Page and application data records
++++++++++
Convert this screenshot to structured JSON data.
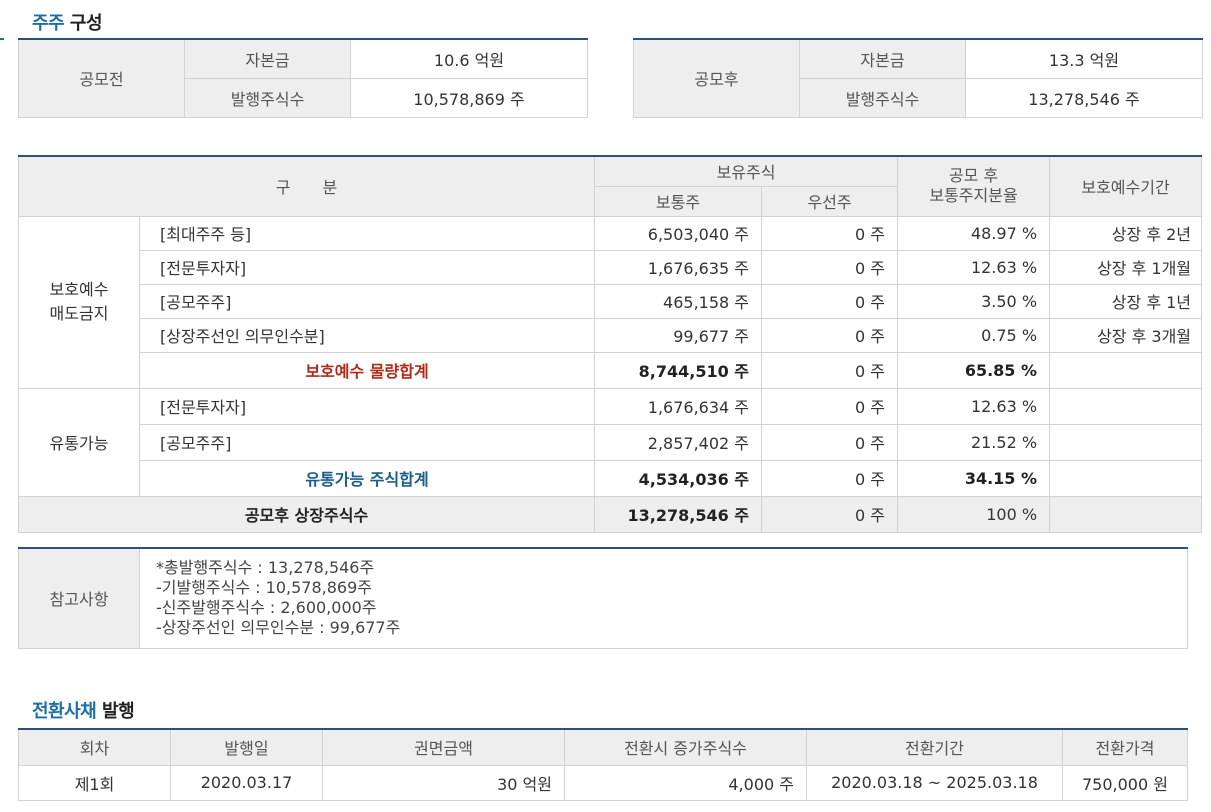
{
  "shareholders": {
    "title_accent": "주주",
    "title_rest": " 구성",
    "before": {
      "label": "공모전",
      "capital_label": "자본금",
      "capital_value": "10.6 억원",
      "shares_label": "발행주식수",
      "shares_value": "10,578,869 주"
    },
    "after": {
      "label": "공모후",
      "capital_label": "자본금",
      "capital_value": "13.3 억원",
      "shares_label": "발행주식수",
      "shares_value": "13,278,546 주"
    }
  },
  "holdings": {
    "headers": {
      "category": "구　　분",
      "held_shares": "보유주식",
      "common": "보통주",
      "preferred": "우선주",
      "ratio_line1": "공모 후",
      "ratio_line2": "보통주지분율",
      "lockup": "보호예수기간"
    },
    "group_locked": {
      "line1": "보호예수",
      "line2": "매도금지"
    },
    "locked_rows": [
      {
        "name": "[최대주주 등]",
        "common": "6,503,040 주",
        "preferred": "0 주",
        "ratio": "48.97 %",
        "period": "상장 후 2년"
      },
      {
        "name": "[전문투자자]",
        "common": "1,676,635 주",
        "preferred": "0 주",
        "ratio": "12.63 %",
        "period": "상장 후 1개월"
      },
      {
        "name": "[공모주주]",
        "common": "465,158 주",
        "preferred": "0 주",
        "ratio": "3.50 %",
        "period": "상장 후 1년"
      },
      {
        "name": "[상장주선인 의무인수분]",
        "common": "99,677 주",
        "preferred": "0 주",
        "ratio": "0.75 %",
        "period": "상장 후 3개월"
      }
    ],
    "locked_total": {
      "name": "보호예수 물량합계",
      "common": "8,744,510 주",
      "preferred": "0 주",
      "ratio": "65.85 %"
    },
    "group_tradable": "유통가능",
    "tradable_rows": [
      {
        "name": "[전문투자자]",
        "common": "1,676,634 주",
        "preferred": "0 주",
        "ratio": "12.63 %"
      },
      {
        "name": "[공모주주]",
        "common": "2,857,402 주",
        "preferred": "0 주",
        "ratio": "21.52 %"
      }
    ],
    "tradable_total": {
      "name": "유통가능 주식합계",
      "common": "4,534,036 주",
      "preferred": "0 주",
      "ratio": "34.15 %"
    },
    "grand_total": {
      "name": "공모후 상장주식수",
      "common": "13,278,546 주",
      "preferred": "0 주",
      "ratio": "100 %"
    }
  },
  "reference": {
    "label": "참고사항",
    "lines": [
      "*총발행주식수 : 13,278,546주",
      "-기발행주식수 : 10,578,869주",
      "-신주발행주식수 : 2,600,000주",
      "-상장주선인 의무인수분 : 99,677주"
    ]
  },
  "bonds": {
    "title_accent": "전환사채",
    "title_rest": " 발행",
    "headers": [
      "회차",
      "발행일",
      "권면금액",
      "전환시 증가주식수",
      "전환기간",
      "전환가격"
    ],
    "row": {
      "round": "제1회",
      "issue_date": "2020.03.17",
      "face_amount": "30 억원",
      "added_shares": "4,000 주",
      "period": "2020.03.18 ~ 2025.03.18",
      "price": "750,000 원"
    }
  }
}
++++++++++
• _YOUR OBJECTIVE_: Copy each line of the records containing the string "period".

• _SOLUTION TO THE PROBLEM_:
        "period": "상장 후 2년"
        "period": "상장 후 1개월"
        "period": "상장 후 1년"
        "period": "상장 후 3개월"
      "period": "2020.03.18 ~ 2025.03.18",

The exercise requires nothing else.